Dec. 8 (Bloomberg) — The slowing global economy is halting the spread of monetary union into eastern Europe and may lead to another year of losses for the Polish zloty, Hungarian forint and Czech koruna.
The zloty fell 21 percent against the euro from a record high in July as Poland headed for its biggest economic slowdown in almost a decade, while Hungary turned to the International Monetary Fund, World Bank and European Union for a bailout as the forint weakened 15 percent. Koruna volatility almost tripled as it depreciated 12 percent.

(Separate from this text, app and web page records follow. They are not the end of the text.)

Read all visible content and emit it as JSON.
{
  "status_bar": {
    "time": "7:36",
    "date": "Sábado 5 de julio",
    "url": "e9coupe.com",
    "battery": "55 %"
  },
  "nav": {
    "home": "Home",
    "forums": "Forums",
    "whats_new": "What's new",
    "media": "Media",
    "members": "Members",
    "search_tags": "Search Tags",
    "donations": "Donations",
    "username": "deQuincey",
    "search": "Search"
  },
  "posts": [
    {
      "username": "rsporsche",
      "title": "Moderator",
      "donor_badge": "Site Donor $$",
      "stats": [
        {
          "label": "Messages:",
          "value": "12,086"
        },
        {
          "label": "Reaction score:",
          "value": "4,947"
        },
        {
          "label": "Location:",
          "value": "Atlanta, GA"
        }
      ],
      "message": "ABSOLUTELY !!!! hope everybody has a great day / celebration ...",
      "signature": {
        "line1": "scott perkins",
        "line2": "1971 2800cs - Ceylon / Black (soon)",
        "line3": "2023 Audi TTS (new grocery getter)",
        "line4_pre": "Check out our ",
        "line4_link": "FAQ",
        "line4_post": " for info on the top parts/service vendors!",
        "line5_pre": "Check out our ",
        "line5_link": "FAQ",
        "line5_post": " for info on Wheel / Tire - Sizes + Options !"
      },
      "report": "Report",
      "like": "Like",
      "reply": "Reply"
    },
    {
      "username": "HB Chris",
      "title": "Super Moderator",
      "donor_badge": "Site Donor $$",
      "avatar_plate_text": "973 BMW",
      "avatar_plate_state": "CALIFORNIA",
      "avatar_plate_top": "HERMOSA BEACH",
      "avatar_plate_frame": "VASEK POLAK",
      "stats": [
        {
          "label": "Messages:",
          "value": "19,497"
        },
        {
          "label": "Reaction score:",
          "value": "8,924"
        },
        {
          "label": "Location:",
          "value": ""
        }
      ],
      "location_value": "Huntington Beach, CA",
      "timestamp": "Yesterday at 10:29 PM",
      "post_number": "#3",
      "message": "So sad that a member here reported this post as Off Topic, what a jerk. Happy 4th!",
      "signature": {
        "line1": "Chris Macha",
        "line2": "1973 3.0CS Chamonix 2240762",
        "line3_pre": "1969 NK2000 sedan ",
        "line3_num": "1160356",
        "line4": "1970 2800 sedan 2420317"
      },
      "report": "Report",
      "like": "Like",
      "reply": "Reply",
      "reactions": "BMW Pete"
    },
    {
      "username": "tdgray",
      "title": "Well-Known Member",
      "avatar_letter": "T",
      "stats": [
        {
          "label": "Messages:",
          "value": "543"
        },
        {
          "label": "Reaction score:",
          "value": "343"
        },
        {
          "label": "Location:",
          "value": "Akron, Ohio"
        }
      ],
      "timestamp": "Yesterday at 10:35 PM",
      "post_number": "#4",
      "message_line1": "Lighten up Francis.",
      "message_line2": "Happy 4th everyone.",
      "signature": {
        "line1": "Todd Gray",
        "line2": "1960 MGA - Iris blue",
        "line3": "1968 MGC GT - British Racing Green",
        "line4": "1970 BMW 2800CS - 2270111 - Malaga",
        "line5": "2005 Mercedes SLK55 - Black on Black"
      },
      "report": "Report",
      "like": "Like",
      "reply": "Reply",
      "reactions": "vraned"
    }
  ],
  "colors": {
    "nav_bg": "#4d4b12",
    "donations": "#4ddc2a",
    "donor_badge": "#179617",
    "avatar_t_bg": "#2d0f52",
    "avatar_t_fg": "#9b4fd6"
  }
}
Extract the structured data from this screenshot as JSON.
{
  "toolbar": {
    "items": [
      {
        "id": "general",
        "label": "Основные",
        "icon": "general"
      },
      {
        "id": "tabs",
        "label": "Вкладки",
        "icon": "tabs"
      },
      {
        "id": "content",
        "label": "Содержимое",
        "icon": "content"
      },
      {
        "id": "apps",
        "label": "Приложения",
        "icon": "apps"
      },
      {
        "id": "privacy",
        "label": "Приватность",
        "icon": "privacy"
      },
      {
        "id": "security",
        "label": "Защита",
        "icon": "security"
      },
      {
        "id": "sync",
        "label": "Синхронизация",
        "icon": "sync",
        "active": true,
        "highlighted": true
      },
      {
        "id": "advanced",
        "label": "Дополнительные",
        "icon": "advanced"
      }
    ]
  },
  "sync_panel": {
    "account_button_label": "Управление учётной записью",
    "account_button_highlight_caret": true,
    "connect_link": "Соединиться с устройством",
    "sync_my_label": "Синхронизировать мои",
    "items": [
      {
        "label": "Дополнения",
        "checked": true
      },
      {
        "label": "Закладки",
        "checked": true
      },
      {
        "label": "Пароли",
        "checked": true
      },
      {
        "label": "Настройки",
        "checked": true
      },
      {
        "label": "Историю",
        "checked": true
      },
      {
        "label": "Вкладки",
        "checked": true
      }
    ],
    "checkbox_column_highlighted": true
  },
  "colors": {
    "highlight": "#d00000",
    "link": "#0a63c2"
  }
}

The two-year mandatory trial period before adopting the euro allows swings of no more than 15 percent.
Poland, Hungary and the Czech Republic joined the European Union in 2004, committing to enter the 10 trillion-euro ($12.7 trillion) economy of countries sharing a single currency. The dream faded since July as the worst global financial crisis since the Great Depression drove investors from emerging markets. Now, New York-based Morgan Stanley and UBS AG in Zurich predict more foreign exchange losses in eastern Europe.